§ **What is expected**
What lines in the records include the string "screenshot"? Return each one.

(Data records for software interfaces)
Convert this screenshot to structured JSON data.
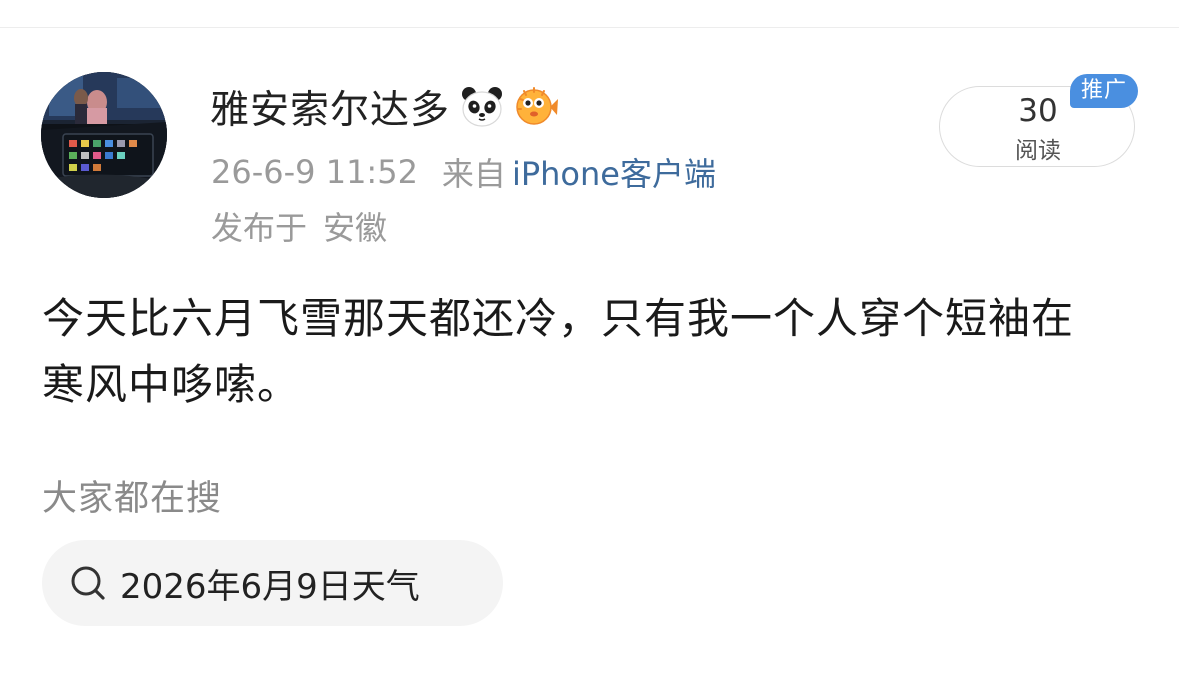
{
  "post": {
    "author": {
      "name": "雅安索尔达多",
      "badges": [
        "panda-icon",
        "pufferfish-icon"
      ]
    },
    "timestamp": "26-6-9 11:52",
    "source_prefix": "来自",
    "source": "iPhone客户端",
    "location_prefix": "发布于",
    "location": "安徽",
    "read_count": "30",
    "read_label": "阅读",
    "promo_tag": "推广",
    "text": "今天比六月飞雪那天都还冷，只有我一个人穿个短袖在寒风中哆嗦。"
  },
  "search": {
    "heading": "大家都在搜",
    "suggestion": "2026年6月9日天气",
    "icon": "search-icon"
  },
  "colors": {
    "link": "#3e6b9c",
    "muted_text": "#9a9a9a",
    "promo_bg": "#4a8fe0",
    "chip_bg": "#f4f4f4"
  }
}
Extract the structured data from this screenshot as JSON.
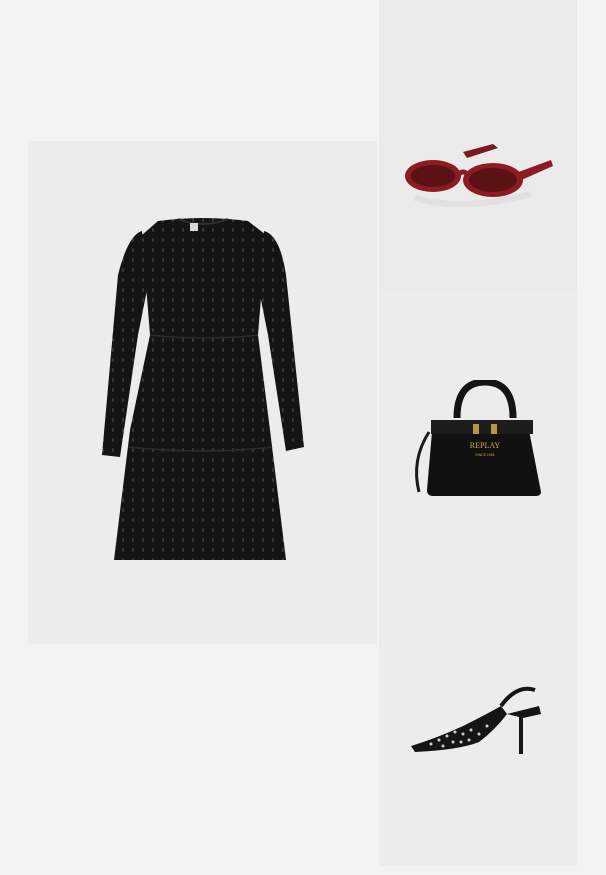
{
  "outfit": {
    "items": [
      {
        "id": "dress",
        "icon": "dress-product-image",
        "color": "#141414"
      },
      {
        "id": "sunglasses",
        "icon": "sunglasses-product-image",
        "color": "#8c1c22"
      },
      {
        "id": "handbag",
        "icon": "handbag-product-image",
        "color": "#111111"
      },
      {
        "id": "heels",
        "icon": "slingback-heel-product-image",
        "color": "#151515"
      }
    ],
    "bag_logo": {
      "brand": "REPLAY",
      "tagline": "SINCE 1981"
    }
  }
}
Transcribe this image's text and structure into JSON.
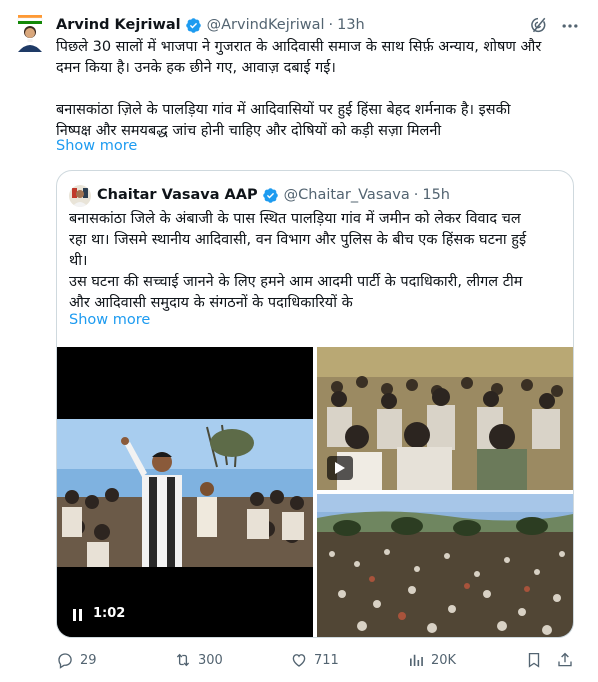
{
  "tweet": {
    "author_name": "Arvind Kejriwal",
    "handle": "@ArvindKejriwal",
    "time": "13h",
    "body_lines": [
      "पिछले 30 सालों में भाजपा ने गुजरात के आदिवासी समाज के साथ सिर्फ़ अन्याय, शोषण और",
      "दमन किया है। उनके हक छीने गए, आवाज़ दबाई गई।",
      "बनासकांठा ज़िले के पालड़िया गांव में आदिवासियों पर हुई हिंसा बेहद शर्मनाक है। इसकी",
      "निष्पक्ष और समयबद्ध जांच होनी चाहिए और दोषियों को कड़ी सज़ा मिलनी"
    ],
    "show_more": "Show more"
  },
  "quote": {
    "author_name": "Chaitar Vasava AAP",
    "handle": "@Chaitar_Vasava",
    "time": "15h",
    "body_lines": [
      "बनासकांठा जिले के अंबाजी के पास स्थित पालड़िया गांव में जमीन को लेकर विवाद चल",
      "रहा था। जिसमे स्थानीय आदिवासी, वन विभाग और पुलिस के बीच एक हिंसक घटना हुई",
      "थी।",
      "उस घटना की सच्चाई जानने के लिए हमने आम आदमी पार्टी के पदाधिकारी, लीगल टीम",
      "और आदिवासी समुदाय के संगठनों के पदाधिकारियों के"
    ],
    "show_more": "Show more",
    "video_time": "1:02"
  },
  "actions": {
    "replies": "29",
    "reposts": "300",
    "likes": "711",
    "views": "20K"
  },
  "icons": {
    "verified": "verified-badge-icon",
    "grok": "grok-icon",
    "more": "more-icon",
    "reply": "reply-icon",
    "repost": "repost-icon",
    "like": "heart-icon",
    "views": "views-icon",
    "bookmark": "bookmark-icon",
    "share": "share-icon"
  },
  "colors": {
    "accent": "#1d9bf0",
    "muted": "#536471",
    "border": "#cfd9de"
  }
}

§ **Worked solution**
Convert this screenshot to structured JSON data.
Extract the structured data from this screenshot as JSON.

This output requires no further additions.